For this exercise, copy out each line of the material below that includes "JSON".

■ **DATA FOR THE TASK**:
- - - - - - -
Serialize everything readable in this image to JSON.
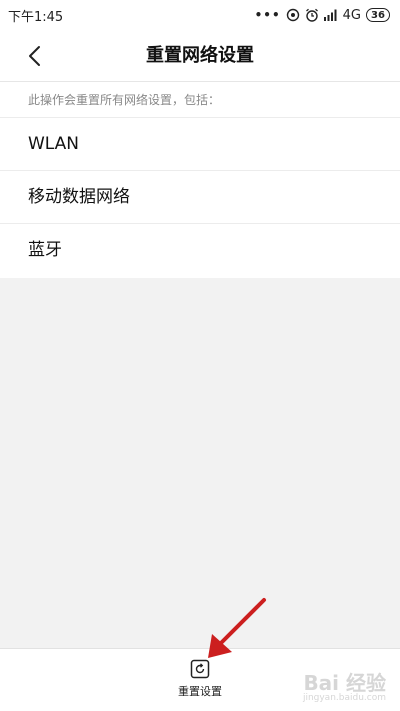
{
  "status_bar": {
    "time": "下午1:45",
    "network": "4G",
    "battery": "36",
    "icons": [
      "more-dots-icon",
      "hotspot-icon",
      "alarm-icon",
      "signal-icon",
      "battery-icon"
    ]
  },
  "header": {
    "title": "重置网络设置",
    "back_icon": "chevron-left-icon"
  },
  "content": {
    "description": "此操作会重置所有网络设置，包括：",
    "items": [
      {
        "label": "WLAN"
      },
      {
        "label": "移动数据网络"
      },
      {
        "label": "蓝牙"
      }
    ]
  },
  "bottom_bar": {
    "reset_label": "重置设置",
    "reset_icon": "reset-icon"
  },
  "annotation": {
    "arrow_color": "#cc1f1f"
  },
  "watermark": {
    "text": "Bai 经验",
    "url": "jingyan.baidu.com"
  },
  "colors": {
    "background": "#f2f2f2",
    "surface": "#ffffff",
    "text_primary": "#111111",
    "text_secondary": "#888888",
    "divider": "#ececec"
  }
}
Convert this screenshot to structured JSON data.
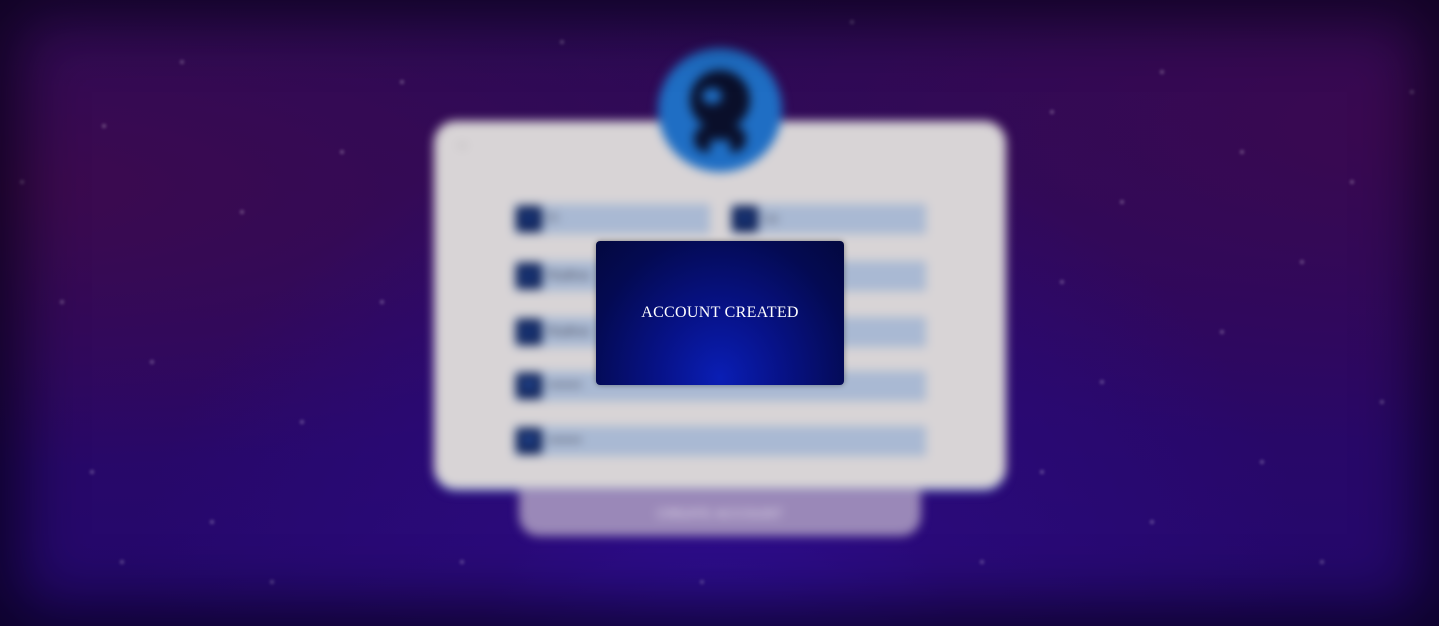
{
  "colors": {
    "background": "#2a0865",
    "card": "#d8d4d6",
    "avatar": "#1f6ec4",
    "field": "#a9b9d3",
    "field_icon": "#0b1f57",
    "button": "#9a88b8",
    "modal": "#040a52"
  },
  "form": {
    "back_icon": "arrow-left-icon",
    "avatar_icon": "robot-avatar-icon",
    "first_name_placeholder": "Fi",
    "last_name_placeholder": "La",
    "email_placeholder": "Rudhva",
    "confirm_email_placeholder": "Rudhva",
    "password_value": "••••••••",
    "confirm_password_value": "••••••••",
    "create_button_label": "CREATE ACCOUNT"
  },
  "modal": {
    "message": "ACCOUNT CREATED"
  }
}
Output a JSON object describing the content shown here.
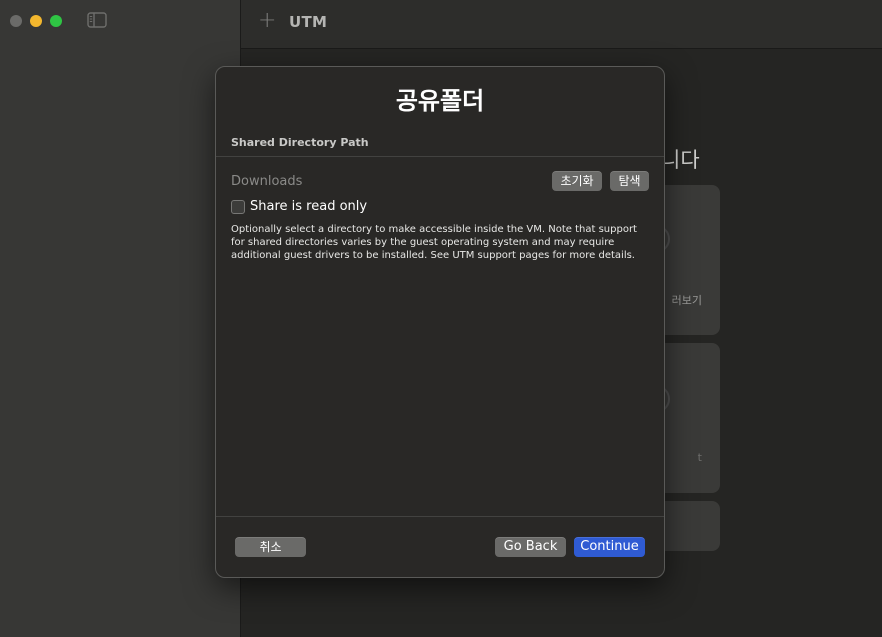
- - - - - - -
■ **ANSWER SPACE**:
Serialize everything readable in this image to JSON.
Convert this screenshot to structured JSON data.
Output a JSON object describing the content shown here.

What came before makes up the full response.